    sbi(TCCR1A, WGM10);   //TCCR1A = b7 b6 b5 b4 b3 WGM11 WGM10 = 00000001 = 0x01

   //set timer 1 prescale factor to 64
   sbi(TCCR1B, CS11);      //TCCR1B = b7 b6 b5 b4 CS12  CS11  CS10 = 00000001 
   sbi(TCCR1B, CS10);      //TCCR1B = 00000011 = 0x03
}

void setup()
{

}

void loop()
{

}

3. You can see the codes in the init() function, which has manipulated the TCCR1A and TCCR1B Registers before the setup() is being called upon. That's why @johnwasser has advised to clear these two registers in the setup() function before you configure them to suit your requirements. More could be found in this file: wiring.c

4. Bits Layout of the TCCR1A Register
tccr1a

5. Bits Layout of TCCr1B Register

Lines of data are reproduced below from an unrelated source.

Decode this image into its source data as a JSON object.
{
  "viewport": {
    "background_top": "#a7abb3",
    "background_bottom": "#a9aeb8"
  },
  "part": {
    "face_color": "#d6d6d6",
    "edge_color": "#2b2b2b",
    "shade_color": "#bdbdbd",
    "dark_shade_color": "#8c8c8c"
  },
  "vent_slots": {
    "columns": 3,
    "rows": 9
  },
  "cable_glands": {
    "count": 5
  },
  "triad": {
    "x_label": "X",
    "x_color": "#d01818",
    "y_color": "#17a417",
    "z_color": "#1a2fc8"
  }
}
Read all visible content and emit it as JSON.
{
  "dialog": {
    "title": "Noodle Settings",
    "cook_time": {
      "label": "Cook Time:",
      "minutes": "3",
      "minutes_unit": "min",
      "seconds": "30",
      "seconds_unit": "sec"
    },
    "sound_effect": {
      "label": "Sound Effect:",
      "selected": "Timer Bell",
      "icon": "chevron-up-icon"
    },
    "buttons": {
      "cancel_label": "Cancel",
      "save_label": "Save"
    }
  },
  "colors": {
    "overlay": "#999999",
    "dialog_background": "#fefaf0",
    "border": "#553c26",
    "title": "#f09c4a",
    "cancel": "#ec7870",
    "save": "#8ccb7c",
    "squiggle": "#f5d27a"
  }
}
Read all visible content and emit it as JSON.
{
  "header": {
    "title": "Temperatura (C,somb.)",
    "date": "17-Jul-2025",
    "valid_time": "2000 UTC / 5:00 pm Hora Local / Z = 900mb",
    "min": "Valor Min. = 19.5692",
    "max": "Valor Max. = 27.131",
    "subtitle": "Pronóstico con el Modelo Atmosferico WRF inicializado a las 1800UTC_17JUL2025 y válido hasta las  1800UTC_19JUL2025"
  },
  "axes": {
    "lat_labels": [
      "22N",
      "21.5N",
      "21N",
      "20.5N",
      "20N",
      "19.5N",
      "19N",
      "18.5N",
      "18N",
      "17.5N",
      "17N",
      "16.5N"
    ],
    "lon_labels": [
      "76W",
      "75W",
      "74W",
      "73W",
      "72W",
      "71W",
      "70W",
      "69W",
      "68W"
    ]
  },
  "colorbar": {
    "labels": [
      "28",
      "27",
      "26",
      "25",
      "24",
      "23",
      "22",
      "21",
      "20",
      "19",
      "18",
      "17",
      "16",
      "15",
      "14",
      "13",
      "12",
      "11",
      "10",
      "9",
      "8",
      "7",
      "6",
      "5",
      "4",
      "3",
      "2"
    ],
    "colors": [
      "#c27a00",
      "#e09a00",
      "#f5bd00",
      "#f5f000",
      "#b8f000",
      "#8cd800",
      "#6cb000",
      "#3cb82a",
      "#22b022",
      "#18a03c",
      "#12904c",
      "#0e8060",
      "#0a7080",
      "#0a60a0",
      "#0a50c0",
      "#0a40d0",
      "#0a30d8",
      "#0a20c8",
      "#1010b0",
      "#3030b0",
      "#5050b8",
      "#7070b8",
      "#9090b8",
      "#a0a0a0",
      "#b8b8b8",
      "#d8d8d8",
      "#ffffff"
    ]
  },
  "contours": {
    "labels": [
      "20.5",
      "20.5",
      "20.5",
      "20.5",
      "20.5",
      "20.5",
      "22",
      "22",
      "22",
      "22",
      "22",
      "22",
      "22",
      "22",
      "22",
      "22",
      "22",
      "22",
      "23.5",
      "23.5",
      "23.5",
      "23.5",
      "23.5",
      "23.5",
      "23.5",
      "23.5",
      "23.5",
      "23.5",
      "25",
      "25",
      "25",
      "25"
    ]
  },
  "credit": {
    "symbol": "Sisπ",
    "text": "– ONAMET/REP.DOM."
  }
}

You can do 'bare metal' programming with the Arduino IDE. Make your .ino file empty and put 'int main()' in a .cpp (or .c) file in your sketch folder. Your .cpp (or .c) file will show up as a tab in the IDE.

With an empty .ino file, this .cpp file works to blink the LED as you originally expected:

#include <avr/io.h>

bool timeOut;

void timer()
{
  if (TCNT1 > 15625)
  {
    TCNT1 = 0;
    PORTB ^= 1 << PINB5; // Toggling PINB5 : LED pin D13 on Arduino Nano
  }
  if (bit_is_clear(PINB, 5))
  {
    timeOut = false;
  }
  else
  {
    timeOut = true;
  }
  // Serial.print (TCNT1);
  // Serial.print ("::");
  // Serial.println (timeOut);
}

int main()
{
  // Serial.begin(9600);
  DDRB |= 1 << PINB5; // Mapped to LED pin (D13) on Arduino Nano
  PORTB |= 1 << PINB5; // Setting D13 to 1
  TCCR1B |= 1 << CS10 | 1 << CS12 ; // Sets 1024 from pre-scaler. - Arduino Nano

  // Arduino Nano internal clock = 16MHz. 16M / 1024 = 15625. With pre-scaler=1024, the timer will tick 15625 times in a second.

  while (1)
    timer();
}

Note that you can't use any Arduino library features, like Serial, if you don't first initialize the Arduino runtime by calling 'init()' and 'initVarient()'.

Note that if you make it a '.c' file you can't use the 'bool' type or the values 'true' or 'false'.

@johnwasser
I tried your sketch of Post-19 in MEGA without success. Can you please, present it in the form of tutorial so that I follow the steps and end up blinking the LED?